On the other hand, we keep an item at the ad group level if the above reasons are not applicable. Ad copies, keywords, bids etc can be set at the ad group level. Ad groups housed in a campaign are themes that contain ad copies, keywords, bids etc but they share the same campaign level settings.

 

Best,

Lakatos

 

Re: Structuring ad group/campaign

[ Edited ]
Top Contributor
# 5
Top Contributor
Mark, I started to write an answer before I saw Jon already posted. As for your second query, if you wish to market the same products or services it is important the geo-targets in your example do not overlap. What you say may sound logical because you may be financially interested in setting separate budgets (campaign level setting!) for your geo-targets like Bristol. Keywords, ad copies etc might of course be identical as long as there is no geographical overlapping.

Re: Structuring ad group/campaign
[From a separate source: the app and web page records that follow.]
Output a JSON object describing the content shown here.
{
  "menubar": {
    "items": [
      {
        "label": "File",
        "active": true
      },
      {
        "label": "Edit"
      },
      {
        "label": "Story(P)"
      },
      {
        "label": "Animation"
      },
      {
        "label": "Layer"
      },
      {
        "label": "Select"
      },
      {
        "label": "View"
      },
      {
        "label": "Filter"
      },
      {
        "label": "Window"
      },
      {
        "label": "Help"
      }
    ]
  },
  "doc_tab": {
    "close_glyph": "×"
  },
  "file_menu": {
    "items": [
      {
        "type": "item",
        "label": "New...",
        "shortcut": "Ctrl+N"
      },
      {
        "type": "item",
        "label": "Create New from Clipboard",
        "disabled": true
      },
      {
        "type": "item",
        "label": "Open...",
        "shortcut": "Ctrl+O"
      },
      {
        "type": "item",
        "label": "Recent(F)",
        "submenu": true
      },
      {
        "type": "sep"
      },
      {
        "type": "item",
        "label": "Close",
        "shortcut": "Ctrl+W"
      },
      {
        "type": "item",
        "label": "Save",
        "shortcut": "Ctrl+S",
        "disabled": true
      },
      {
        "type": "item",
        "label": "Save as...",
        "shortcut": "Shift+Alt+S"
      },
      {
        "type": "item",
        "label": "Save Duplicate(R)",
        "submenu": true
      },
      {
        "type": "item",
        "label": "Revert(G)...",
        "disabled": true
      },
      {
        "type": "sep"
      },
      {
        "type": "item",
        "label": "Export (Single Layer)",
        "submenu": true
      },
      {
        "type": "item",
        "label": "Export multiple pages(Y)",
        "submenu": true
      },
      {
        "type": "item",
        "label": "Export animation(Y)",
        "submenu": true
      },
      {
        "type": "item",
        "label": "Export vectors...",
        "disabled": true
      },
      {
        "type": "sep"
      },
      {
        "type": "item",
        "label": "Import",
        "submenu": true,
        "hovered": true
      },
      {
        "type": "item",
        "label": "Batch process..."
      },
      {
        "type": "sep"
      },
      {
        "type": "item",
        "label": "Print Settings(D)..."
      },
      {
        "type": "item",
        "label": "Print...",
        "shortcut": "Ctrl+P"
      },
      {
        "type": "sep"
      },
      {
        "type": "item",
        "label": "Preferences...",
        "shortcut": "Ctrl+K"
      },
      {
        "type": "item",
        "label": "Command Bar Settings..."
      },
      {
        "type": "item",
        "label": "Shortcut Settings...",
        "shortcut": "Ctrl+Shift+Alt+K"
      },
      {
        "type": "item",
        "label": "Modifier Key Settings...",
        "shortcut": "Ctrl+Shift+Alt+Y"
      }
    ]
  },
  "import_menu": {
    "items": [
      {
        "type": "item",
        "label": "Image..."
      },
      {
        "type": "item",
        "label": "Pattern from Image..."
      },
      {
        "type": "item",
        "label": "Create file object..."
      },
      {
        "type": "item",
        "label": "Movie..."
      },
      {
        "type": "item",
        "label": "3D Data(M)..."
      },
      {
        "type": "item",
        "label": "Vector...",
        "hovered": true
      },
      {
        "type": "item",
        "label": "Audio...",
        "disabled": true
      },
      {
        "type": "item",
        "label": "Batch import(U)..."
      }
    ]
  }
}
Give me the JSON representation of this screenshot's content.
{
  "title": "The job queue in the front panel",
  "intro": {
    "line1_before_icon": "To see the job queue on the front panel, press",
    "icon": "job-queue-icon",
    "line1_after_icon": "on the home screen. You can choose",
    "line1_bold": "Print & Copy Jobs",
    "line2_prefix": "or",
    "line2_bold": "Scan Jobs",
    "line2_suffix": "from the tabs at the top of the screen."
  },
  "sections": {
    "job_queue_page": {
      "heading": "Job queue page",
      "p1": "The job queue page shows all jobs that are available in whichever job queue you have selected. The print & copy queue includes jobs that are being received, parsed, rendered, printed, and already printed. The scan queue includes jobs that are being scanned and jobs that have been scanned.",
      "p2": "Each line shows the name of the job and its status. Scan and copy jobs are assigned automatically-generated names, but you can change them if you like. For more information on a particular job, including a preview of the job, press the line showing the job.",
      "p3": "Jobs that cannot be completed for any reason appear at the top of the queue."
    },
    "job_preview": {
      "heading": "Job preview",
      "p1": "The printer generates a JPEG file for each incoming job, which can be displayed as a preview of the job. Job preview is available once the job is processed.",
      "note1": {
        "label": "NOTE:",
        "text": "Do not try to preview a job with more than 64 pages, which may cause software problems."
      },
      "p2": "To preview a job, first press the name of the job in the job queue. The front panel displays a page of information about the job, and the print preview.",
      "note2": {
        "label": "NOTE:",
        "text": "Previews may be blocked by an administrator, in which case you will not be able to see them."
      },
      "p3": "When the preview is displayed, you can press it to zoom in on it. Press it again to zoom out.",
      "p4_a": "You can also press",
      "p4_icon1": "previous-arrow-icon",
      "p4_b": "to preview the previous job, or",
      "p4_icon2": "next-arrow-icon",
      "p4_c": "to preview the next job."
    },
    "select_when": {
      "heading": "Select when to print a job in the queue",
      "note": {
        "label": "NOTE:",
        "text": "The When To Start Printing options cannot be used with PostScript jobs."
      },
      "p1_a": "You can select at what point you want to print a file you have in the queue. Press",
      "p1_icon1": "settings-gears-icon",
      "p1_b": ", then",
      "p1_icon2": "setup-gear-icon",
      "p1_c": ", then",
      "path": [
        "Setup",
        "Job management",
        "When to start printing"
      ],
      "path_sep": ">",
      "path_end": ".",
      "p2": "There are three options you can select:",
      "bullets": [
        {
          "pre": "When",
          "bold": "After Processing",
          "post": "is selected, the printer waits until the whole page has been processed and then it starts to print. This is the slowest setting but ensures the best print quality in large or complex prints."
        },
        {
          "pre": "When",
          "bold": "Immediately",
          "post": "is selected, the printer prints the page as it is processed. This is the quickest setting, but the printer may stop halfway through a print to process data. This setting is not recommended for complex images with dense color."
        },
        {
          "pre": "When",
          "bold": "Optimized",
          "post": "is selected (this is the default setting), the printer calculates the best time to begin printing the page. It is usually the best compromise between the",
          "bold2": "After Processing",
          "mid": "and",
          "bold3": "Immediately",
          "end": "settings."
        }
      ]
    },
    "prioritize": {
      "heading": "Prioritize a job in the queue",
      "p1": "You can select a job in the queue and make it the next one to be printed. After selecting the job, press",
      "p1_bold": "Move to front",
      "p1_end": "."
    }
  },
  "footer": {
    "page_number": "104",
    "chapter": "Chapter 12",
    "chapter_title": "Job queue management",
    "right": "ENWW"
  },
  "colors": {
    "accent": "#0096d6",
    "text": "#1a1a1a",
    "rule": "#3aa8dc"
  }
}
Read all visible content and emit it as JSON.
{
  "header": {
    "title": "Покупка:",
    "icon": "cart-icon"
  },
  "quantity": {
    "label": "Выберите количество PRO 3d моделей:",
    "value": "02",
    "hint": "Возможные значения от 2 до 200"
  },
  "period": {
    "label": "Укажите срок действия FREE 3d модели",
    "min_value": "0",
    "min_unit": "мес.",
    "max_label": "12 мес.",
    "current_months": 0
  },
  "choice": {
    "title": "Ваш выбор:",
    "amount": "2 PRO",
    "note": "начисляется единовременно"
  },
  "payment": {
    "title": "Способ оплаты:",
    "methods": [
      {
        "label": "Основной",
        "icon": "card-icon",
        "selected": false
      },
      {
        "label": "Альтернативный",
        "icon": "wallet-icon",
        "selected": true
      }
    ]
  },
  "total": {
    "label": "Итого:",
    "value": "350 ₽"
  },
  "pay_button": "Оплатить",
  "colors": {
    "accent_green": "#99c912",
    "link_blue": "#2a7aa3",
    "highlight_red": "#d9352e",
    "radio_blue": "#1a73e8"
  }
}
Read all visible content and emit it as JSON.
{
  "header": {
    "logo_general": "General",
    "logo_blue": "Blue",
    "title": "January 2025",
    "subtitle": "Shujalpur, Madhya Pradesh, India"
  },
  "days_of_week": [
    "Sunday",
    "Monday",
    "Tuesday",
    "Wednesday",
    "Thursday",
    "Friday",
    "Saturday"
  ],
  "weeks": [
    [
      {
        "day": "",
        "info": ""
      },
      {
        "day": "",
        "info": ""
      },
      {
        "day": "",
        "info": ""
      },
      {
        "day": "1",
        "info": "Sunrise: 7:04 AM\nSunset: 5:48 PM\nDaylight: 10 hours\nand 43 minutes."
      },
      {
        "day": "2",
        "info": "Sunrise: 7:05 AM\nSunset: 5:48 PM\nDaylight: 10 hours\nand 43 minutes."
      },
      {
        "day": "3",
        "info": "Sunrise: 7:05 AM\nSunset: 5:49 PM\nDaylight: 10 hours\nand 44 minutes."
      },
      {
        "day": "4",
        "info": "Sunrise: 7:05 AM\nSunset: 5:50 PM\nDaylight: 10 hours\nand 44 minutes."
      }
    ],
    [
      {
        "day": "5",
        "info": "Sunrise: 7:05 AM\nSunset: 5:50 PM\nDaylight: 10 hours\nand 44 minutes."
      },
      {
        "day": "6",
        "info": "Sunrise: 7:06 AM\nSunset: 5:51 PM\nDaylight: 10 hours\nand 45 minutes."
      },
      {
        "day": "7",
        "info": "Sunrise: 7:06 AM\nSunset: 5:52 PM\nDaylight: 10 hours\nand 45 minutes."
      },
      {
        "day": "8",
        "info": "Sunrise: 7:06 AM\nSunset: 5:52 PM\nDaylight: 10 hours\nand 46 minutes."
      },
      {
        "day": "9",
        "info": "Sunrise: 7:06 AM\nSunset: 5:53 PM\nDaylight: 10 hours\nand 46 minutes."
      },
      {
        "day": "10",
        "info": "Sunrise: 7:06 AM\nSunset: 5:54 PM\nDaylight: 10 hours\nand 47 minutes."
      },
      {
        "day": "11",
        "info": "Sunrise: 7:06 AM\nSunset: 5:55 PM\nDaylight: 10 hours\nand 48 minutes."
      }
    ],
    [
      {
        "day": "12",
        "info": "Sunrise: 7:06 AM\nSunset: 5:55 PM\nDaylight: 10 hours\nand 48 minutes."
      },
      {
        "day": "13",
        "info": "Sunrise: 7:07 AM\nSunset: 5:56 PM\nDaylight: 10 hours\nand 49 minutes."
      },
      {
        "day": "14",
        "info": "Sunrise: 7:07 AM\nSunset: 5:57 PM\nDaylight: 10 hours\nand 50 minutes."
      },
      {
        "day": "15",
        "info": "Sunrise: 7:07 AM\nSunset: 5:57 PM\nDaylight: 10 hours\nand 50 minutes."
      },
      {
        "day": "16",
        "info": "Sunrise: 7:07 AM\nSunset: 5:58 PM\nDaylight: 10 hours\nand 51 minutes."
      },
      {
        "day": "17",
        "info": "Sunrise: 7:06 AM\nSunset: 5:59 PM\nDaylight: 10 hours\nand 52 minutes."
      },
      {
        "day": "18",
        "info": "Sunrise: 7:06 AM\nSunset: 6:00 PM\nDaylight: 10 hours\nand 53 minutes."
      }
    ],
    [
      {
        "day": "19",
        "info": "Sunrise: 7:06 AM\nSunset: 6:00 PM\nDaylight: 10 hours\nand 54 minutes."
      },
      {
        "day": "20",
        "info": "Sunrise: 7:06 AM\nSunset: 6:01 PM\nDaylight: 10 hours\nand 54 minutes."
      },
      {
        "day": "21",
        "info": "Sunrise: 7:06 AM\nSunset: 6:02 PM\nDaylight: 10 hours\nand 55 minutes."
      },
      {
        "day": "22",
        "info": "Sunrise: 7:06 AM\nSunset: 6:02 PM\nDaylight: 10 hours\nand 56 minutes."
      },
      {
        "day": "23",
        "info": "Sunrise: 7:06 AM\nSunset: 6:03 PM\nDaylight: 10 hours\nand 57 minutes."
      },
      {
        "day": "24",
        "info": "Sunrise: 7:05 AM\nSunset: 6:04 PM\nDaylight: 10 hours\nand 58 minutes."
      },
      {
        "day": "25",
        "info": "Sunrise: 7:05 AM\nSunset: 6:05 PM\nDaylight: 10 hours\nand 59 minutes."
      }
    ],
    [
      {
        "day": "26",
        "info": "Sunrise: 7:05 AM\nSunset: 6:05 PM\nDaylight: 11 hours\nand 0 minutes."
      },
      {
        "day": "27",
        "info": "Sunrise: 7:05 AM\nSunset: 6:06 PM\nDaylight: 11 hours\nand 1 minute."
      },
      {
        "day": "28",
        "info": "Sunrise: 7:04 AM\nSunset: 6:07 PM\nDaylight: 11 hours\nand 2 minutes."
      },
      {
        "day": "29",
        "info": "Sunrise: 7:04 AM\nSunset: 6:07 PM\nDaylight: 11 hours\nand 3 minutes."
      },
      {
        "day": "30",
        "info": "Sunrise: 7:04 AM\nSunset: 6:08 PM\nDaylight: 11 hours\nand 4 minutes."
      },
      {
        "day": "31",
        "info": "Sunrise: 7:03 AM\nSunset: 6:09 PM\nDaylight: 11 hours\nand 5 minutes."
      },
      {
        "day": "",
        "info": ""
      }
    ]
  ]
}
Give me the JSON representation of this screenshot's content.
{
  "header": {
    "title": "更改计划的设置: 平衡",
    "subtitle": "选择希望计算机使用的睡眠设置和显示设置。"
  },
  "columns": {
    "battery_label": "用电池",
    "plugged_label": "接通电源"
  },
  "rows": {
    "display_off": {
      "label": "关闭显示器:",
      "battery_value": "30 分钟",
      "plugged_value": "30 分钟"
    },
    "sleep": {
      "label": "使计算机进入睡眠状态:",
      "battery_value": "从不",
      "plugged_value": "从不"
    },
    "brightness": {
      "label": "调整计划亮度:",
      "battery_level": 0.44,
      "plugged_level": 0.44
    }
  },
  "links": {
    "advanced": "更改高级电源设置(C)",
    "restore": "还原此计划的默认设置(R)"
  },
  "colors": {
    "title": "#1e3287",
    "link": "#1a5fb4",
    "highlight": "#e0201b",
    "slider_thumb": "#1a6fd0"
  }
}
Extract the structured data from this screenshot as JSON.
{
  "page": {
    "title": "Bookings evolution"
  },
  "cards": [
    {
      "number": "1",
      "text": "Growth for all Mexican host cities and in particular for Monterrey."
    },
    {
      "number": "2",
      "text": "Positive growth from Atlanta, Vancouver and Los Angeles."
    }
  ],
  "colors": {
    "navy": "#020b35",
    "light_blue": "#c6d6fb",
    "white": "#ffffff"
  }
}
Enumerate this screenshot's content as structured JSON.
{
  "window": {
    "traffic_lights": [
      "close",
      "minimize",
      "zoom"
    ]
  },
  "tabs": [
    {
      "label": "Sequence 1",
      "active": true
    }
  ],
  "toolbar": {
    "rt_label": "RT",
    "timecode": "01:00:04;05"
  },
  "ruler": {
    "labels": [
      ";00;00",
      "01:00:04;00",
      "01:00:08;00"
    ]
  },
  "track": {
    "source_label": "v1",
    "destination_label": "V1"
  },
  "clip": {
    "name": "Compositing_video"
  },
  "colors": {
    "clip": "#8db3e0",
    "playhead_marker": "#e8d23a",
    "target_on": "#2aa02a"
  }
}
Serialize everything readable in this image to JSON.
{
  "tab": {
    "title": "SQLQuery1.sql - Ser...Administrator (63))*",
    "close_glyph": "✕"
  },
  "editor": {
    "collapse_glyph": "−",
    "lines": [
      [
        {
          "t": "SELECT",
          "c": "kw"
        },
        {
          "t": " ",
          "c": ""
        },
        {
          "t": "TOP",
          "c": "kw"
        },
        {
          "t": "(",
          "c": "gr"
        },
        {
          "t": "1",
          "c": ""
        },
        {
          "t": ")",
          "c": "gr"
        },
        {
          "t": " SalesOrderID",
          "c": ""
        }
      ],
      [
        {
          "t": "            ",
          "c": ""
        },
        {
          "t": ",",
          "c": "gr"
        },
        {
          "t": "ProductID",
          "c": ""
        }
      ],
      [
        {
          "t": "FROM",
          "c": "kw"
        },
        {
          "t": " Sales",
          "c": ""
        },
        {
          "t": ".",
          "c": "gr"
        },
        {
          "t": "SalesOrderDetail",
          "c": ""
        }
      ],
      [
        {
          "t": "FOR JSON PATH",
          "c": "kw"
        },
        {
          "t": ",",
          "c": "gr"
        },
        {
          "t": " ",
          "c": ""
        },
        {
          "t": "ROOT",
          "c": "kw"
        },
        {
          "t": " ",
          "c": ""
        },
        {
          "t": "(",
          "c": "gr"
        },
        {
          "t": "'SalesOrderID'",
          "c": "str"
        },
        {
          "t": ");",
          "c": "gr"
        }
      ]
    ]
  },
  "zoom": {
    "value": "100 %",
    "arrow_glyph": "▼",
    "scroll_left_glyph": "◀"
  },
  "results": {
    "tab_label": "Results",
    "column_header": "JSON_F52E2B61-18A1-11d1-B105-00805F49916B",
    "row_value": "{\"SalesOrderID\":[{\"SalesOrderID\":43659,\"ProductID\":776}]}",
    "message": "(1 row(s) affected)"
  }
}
Visitor ✭ ✭ ✭
# 6
Visitor ✭ ✭ ✭
Hi Mark - Sounds like you've gotten a few good answers here about your specific problem. Some helpful additional advice:
1. Adgroups are just that: Groups of keywords that get served the same set of ads. As such, you should be grouping like-keywords together so that the ad that displays will be highly representative of all the keywords in the adgroup. Try to keep the number of keywords in your adgroup as low as possible. As a personal rule, I think more than 10 keywords in an adgroup is way too much .
1. Match types - best to keep one match type in an adgroup. for instance have an adgroup with all broad keywords, an adgroup with all exact keywords. these match types behave quite differently and separating them will help you drill down when you go through your accounts later to see what worked/didn't.

Fred

Re: Structuring ad group/campaign

Visitor ✭ ✭ ✭
# 7
Visitor ✭ ✭ ✭
Hello.

Thanks for your post - I'm confused however about only having one match type per ad group.

For example - I now have an ad group for leather sofa.

In it, Keywords that I have:
Leather sofa
Leather sofa bed
Faux leather sofa
Bristol leather sofa
Large leather sofa
Leather corner sofa
Small leather sofa
Quality leather sofa

And negative keywords - second hand, old, cheap

a) can I not use different match types for each keyword?
B) do you think those keywords are acceptable?

Any other advice would be greatly appreciated with regards to this ad group - still very new. Thx

Re: Structuring ad group/campaign

Visitor ✭ ✭ ✭
# 8
Visitor ✭ ✭ ✭
Jon, when splitting an Ad Group, how can you redefine the products that should be targeted in the new smaller Ad Group?

Re: Structuring ad group/campaign

Visitor ✭ ✭ ✭
# 9
Visitor ✭ ✭ ✭
Sorry Jon, having re-read the original question I can see this does not relate to Shopping